Teen Titans Go!: Party, Party

Teen Titans Go!: Party, Party
Alternative editions:
Teen Titans Go! Party Party review
Alternative editions:
  • North American Publisher / ISBN: DC - 978-1-4012-5242-7
  • Volume No.: 1
  • UPC: 9781401252427
  • Contains adult content?: no
  • Does this pass the Bechdel test?: yes
  • Positive minority portrayal?: yes

At its heart Teen Titans Go! is the 21st century revision of the kid gang comics first introduced in the 1950s. Current standards demand girls are now allowed, while humour is the be all and end all.

As anyone whose seen the madcap antics of these Teen Titans on Cartoon Network is aware, they bear little resemblance to their early 1980s counterparts and inspiration. Yes, they have the visual appearance, powers and connections of those characters, but any other similarities have been discarded as the cast are reduced to simply defined characteristics. Robin is dedicated and diligent, Starfire open and naive, Raven glum and slightly scary, and Beast Boy and Cyborg the classic mischievous buddy act. It’s a pulsating and adaptable mix.

The primary writer is Sholly Fisch, who produces six of the dozen stories. At his best it’s off the wall, out of the box, wild entertainment, and his worst is an idle extended chase sequence featuring analogues for computer games. The better work outweighs the lesser strips, and captures the essence of the cartoon show. These kids are cool and fun, and your own will want to hang out with them. Fisch’s best material begins with Beast Boy and Cyborg making prank calls, and escalates from there to a planetary threat. This, though, is all at a sub-PG level.
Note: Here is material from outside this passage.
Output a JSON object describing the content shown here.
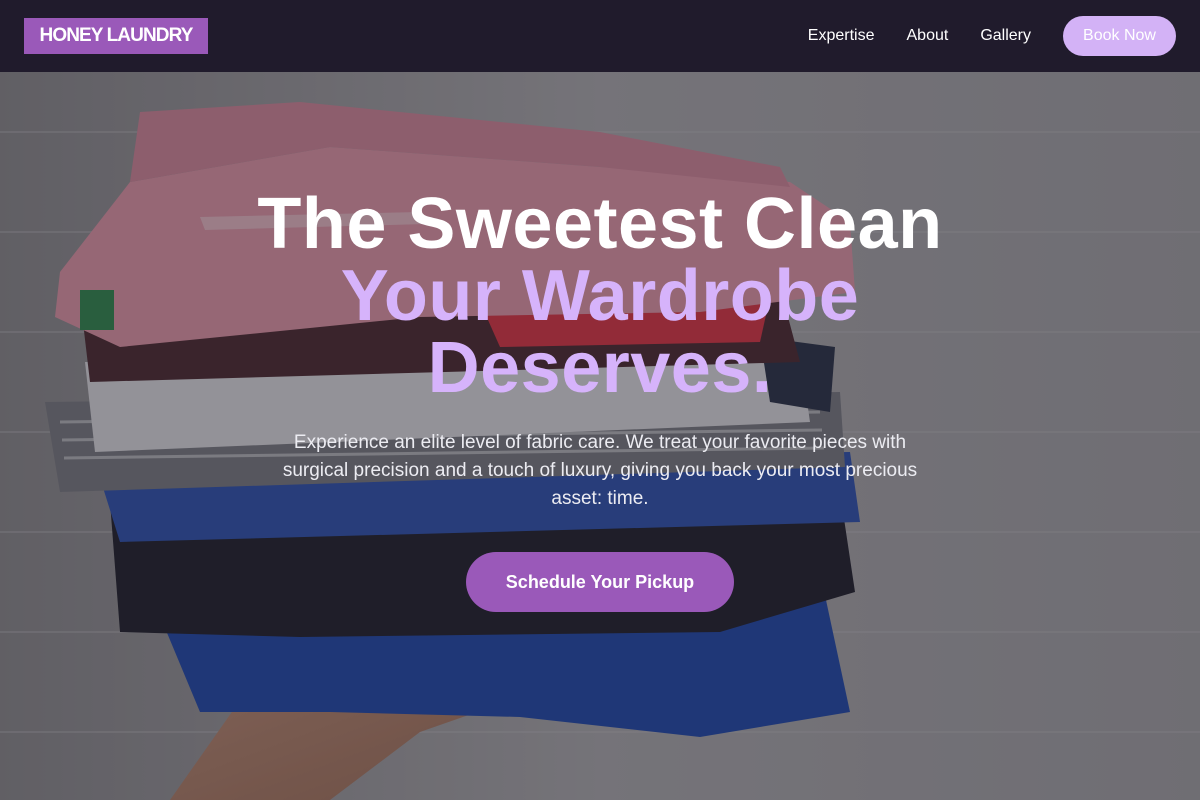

The Titans live in a world where they hang out with their supposed enemies, and nothing is too threatening, although Merrill Hagan comes up with a good use for Captain Cold in a fun tale in which Robin catches cold.
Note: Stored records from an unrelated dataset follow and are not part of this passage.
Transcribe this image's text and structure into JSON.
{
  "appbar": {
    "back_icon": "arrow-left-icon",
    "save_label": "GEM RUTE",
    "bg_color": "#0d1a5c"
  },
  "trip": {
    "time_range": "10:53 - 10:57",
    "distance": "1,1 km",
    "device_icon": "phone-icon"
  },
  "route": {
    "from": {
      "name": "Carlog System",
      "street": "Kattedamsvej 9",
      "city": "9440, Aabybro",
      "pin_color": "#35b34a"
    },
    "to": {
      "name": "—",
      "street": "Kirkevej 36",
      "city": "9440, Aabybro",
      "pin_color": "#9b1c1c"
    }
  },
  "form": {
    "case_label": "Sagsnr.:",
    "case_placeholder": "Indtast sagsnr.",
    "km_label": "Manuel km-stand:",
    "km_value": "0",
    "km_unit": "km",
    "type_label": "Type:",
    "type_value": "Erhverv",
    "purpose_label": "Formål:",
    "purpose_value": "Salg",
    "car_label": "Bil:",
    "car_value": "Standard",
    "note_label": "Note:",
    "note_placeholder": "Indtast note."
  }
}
The most frequently seen artist is Jorge Corona, a great cartoonist who provides a frenetic intensity, a slightly wilder, motion oriented style than the other contributors. He’s got a fantastic design for Raven’s father, which transforms the giant and fearsome ruler of hell into something almost cuddly and marketable. Corona, though, does slip in some strange visual anomalies. The prank calls are made on landlines, and do kids today have any awareness of Space Invaders? The other strips by Ben Bates, Lea Hernandez and one by Chris Gugliotti all capture the spirit of Teen Titans Go! animation.

Amy Wolfram and Ricardo Sanchez also contribute scripts, and Wolfram’s better at working in the jokes. She’s also good at focussing on the female members of the team, not always given the strongest roles in Fisch’s stories, although that’s a minor complaint.

The appeal will be mainly to kids who arrive here after watching the show, but Party, Party stands up alone without the show as reference. Next is Welcome to the Pizza Dome.